At its worst, this is the territory of the unqualified conclusion and the fantasized conspiracy: often a stream-of-consciousness unburdening of personal demons unchecked by the kind of self-monitoring individuals usually apply in the presence of others. Turned outward, this reactive rhetoric is often a jumble of histrionics from persons who seem to want a stage and an audience, but lack the mettle to do more than offer taunts from behind the curtain.

Internet pioneer Jaron Lanier has written about the online world’s erosion of an individual’s unique voice. In You are Not a Gadget he notes that “an impenetrable tone deafness rules Silicon Valley when it comes to the idea of authorship.” Because it’s a system defined by the vastness of interconnecting networks, a “hive mentality” of frenetic sampling effectively plays down the uniqueness of an individual perspective.
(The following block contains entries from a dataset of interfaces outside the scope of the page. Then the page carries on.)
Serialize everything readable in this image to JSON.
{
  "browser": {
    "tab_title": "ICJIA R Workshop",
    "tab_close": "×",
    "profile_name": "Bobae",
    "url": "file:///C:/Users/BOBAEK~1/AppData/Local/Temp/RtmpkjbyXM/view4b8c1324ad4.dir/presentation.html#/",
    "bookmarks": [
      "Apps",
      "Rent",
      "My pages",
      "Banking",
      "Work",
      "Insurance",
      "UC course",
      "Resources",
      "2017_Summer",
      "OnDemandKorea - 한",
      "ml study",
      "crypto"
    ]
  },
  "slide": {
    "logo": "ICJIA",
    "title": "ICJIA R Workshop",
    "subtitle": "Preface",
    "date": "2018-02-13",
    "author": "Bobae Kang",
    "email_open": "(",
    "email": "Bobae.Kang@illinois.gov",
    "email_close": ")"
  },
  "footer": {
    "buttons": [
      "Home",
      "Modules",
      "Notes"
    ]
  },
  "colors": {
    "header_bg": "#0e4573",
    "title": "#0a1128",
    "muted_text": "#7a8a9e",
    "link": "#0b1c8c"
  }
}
Information is aggregated and sources are slighted. Material from one author blends into another. Content is registered and defined in files that are merged and merged again. As with Wikipedia, “data” is primary; and sources are mostly unknown.
Part of this process is bureaucratic. Organizations prefer to communicate under the broad umbrella of the corporate brand. And part is the result of an active culture of libertarianism that flourishes within the culture of internet technologists. As political journalist George Packer has noted, many have a relatively withered view of the requirements for managing a civil society, finding solutions to social dislocation in the mastery of better forms of “connectivity.” This view sometimes extends as well to the digital departments of even “traditional” news organizations far away from the Shangri-La campuses of Silicon Valley.
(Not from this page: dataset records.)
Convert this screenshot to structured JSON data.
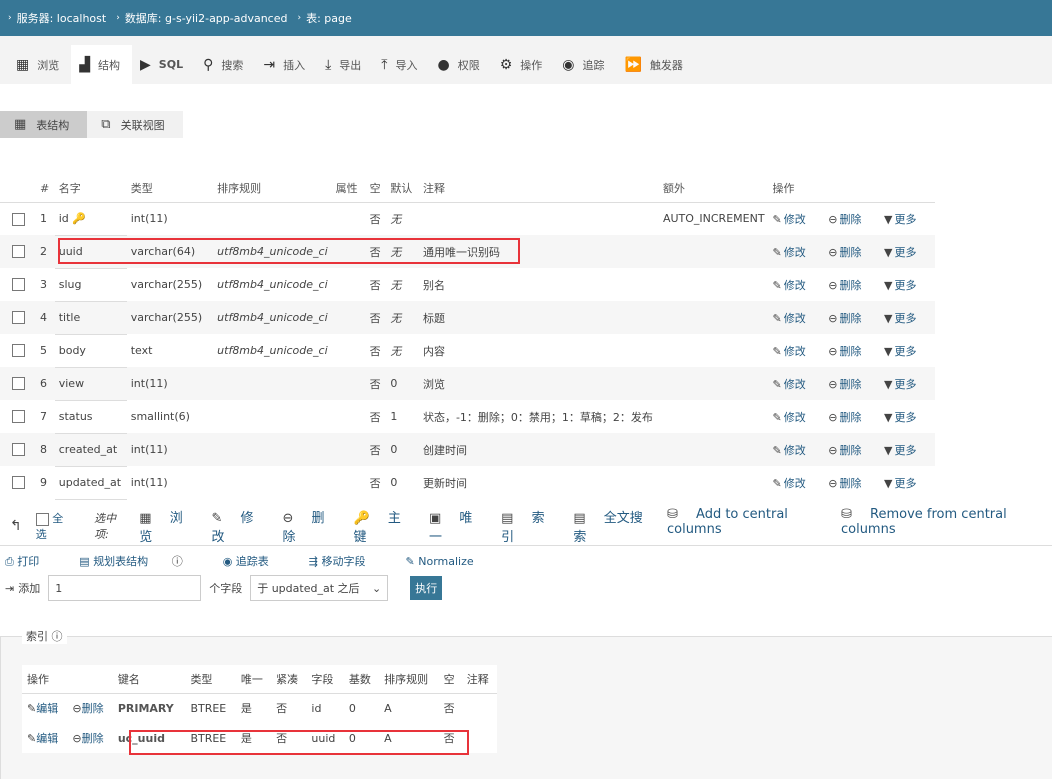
{
  "breadcrumb": [
    "服务器: localhost",
    "数据库: g-s-yii2-app-advanced",
    "表: page"
  ],
  "tabs": [
    {
      "label": "浏览",
      "icon": "browse-icon"
    },
    {
      "label": "结构",
      "icon": "structure-icon"
    },
    {
      "label": "SQL",
      "icon": "sql-icon"
    },
    {
      "label": "搜索",
      "icon": "search-icon"
    },
    {
      "label": "插入",
      "icon": "insert-icon"
    },
    {
      "label": "导出",
      "icon": "export-icon"
    },
    {
      "label": "导入",
      "icon": "import-icon"
    },
    {
      "label": "权限",
      "icon": "user-icon"
    },
    {
      "label": "操作",
      "icon": "gear-icon"
    },
    {
      "label": "追踪",
      "icon": "eye-icon"
    },
    {
      "label": "触发器",
      "icon": "trigger-icon"
    }
  ],
  "subtabs": [
    "表结构",
    "关联视图"
  ],
  "columns": [
    "#",
    "名字",
    "类型",
    "排序规则",
    "属性",
    "空",
    "默认",
    "注释",
    "额外",
    "操作"
  ],
  "rows": [
    {
      "n": "1",
      "name": "id",
      "type": "int(11)",
      "coll": "",
      "attr": "",
      "null": "否",
      "def": "无",
      "comment": "",
      "extra": "AUTO_INCREMENT"
    },
    {
      "n": "2",
      "name": "uuid",
      "type": "varchar(64)",
      "coll": "utf8mb4_unicode_ci",
      "attr": "",
      "null": "否",
      "def": "无",
      "comment": "通用唯一识别码",
      "extra": ""
    },
    {
      "n": "3",
      "name": "slug",
      "type": "varchar(255)",
      "coll": "utf8mb4_unicode_ci",
      "attr": "",
      "null": "否",
      "def": "无",
      "comment": "别名",
      "extra": ""
    },
    {
      "n": "4",
      "name": "title",
      "type": "varchar(255)",
      "coll": "utf8mb4_unicode_ci",
      "attr": "",
      "null": "否",
      "def": "无",
      "comment": "标题",
      "extra": ""
    },
    {
      "n": "5",
      "name": "body",
      "type": "text",
      "coll": "utf8mb4_unicode_ci",
      "attr": "",
      "null": "否",
      "def": "无",
      "comment": "内容",
      "extra": ""
    },
    {
      "n": "6",
      "name": "view",
      "type": "int(11)",
      "coll": "",
      "attr": "",
      "null": "否",
      "def": "0",
      "comment": "浏览",
      "extra": ""
    },
    {
      "n": "7",
      "name": "status",
      "type": "smallint(6)",
      "coll": "",
      "attr": "",
      "null": "否",
      "def": "1",
      "comment": "状态，-1：删除；0：禁用；1：草稿；2：发布",
      "extra": ""
    },
    {
      "n": "8",
      "name": "created_at",
      "type": "int(11)",
      "coll": "",
      "attr": "",
      "null": "否",
      "def": "0",
      "comment": "创建时间",
      "extra": ""
    },
    {
      "n": "9",
      "name": "updated_at",
      "type": "int(11)",
      "coll": "",
      "attr": "",
      "null": "否",
      "def": "0",
      "comment": "更新时间",
      "extra": ""
    }
  ],
  "row_actions": {
    "edit": "修改",
    "drop": "删除",
    "more": "更多"
  },
  "bulk": {
    "check_all": "全选",
    "with_selected": "选中项:",
    "actions": [
      "浏览",
      "修改",
      "删除",
      "主键",
      "唯一",
      "索引",
      "全文搜索",
      "Add to central columns",
      "Remove from central columns"
    ]
  },
  "tools": [
    "打印",
    "规划表结构",
    "追踪表",
    "移动字段",
    "Normalize"
  ],
  "add": {
    "label": "添加",
    "value": "1",
    "unit": "个字段",
    "position": "于 updated_at 之后",
    "go": "执行"
  },
  "indexes": {
    "legend": "索引",
    "columns": [
      "操作",
      "",
      "键名",
      "类型",
      "唯一",
      "紧凑",
      "字段",
      "基数",
      "排序规则",
      "空",
      "注释"
    ],
    "edit": "编辑",
    "drop": "删除",
    "rows": [
      {
        "key": "PRIMARY",
        "type": "BTREE",
        "unique": "是",
        "packed": "否",
        "field": "id",
        "card": "0",
        "coll": "A",
        "null": "否",
        "comment": ""
      },
      {
        "key": "uc_uuid",
        "type": "BTREE",
        "unique": "是",
        "packed": "否",
        "field": "uuid",
        "card": "0",
        "coll": "A",
        "null": "否",
        "comment": ""
      }
    ]
  }
}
The problem is that connectivity is not communication. To merge the two is to confuse a “platform” with the far more variable nature of human content. So while these technologists still regularly hail the idea of the “information revolution,” with that phrase’s implication that data is just another commodity, the bias towards connectivity allows them to miss the critical question of how data is sourced. Media platforms are relatively static. But the qualitative measure of a source’s worth is dynamic. It depends on determining personal credibility as the first of many checkpoints that will allow us to assign value to an idea.
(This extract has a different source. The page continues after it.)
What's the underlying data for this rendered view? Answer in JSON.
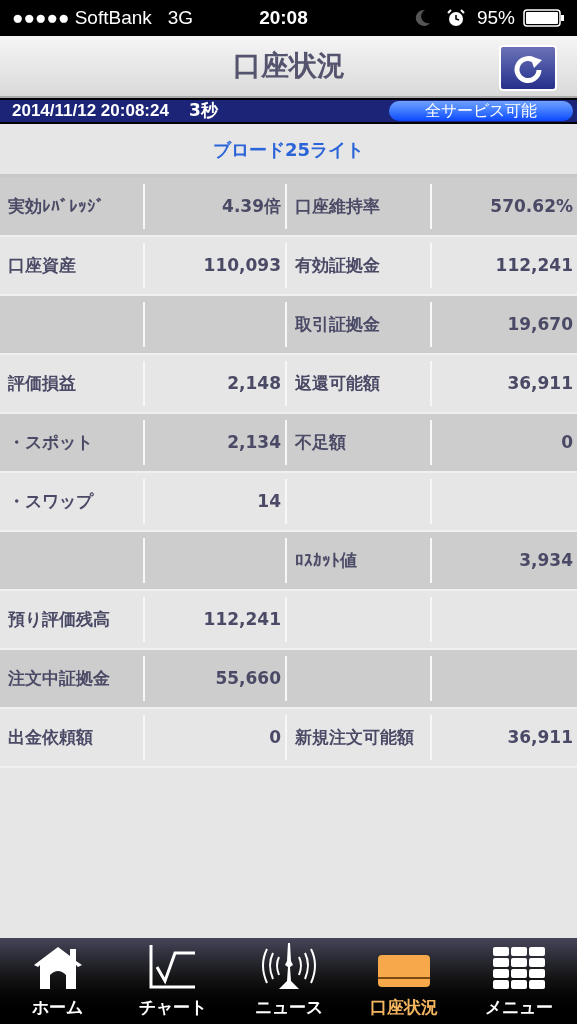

The long term effect of this de-emphasis on authorship is to put into virtually everyone’s hands a tool for issuing ceaseless streams of public invective. Against the earnest business of news gathering and straight reporting, we seem to take special pleasure in issuing attitudes of defiance. A columnist offers a particular “take” on a policy initiative. A journalist records the words of a political candidate. Another reports the known facts involving the suicide of a teenager. Even for straightforward reporting, multitudes seem to lay in wait to correct the record. One need only read a few offhand “comments” attached to a story about the death of someone’s troubled child to witness the violation of a fragile space where strangers don’t belong. There’s good reason why we retain an American demonology for the likes of secret police, post-war Hollywood witch-hunts, and hidden cameras. If anyone makes a serious accusation, everyone involved should be able to claim the right to know their identity.
Aristotle observed that an individual’s character is perhaps their most valuable asset. He subscribed to the conventional view that you reach others best when you offer an olive branch and the assurance of your good name. Instead, the oppositional language of denigration fills a simpler expressive need. What was once the art of public comment on national and community issues now seems more like an unintended registry of disempowerment. It’s easy to account for the attractions of screeds posted with abandon and without interest in preserving even the remnants of a civil self. But if here are pleasures in delivering anonymous and wounding responses, they make a mockery of the familiar cant that the “internet wants to be free.” If freedom means anything, it must include a sense of personal obligation for the opinions we express.

(This post first appeared in The Sunday Star Ledger, June 30, 2013)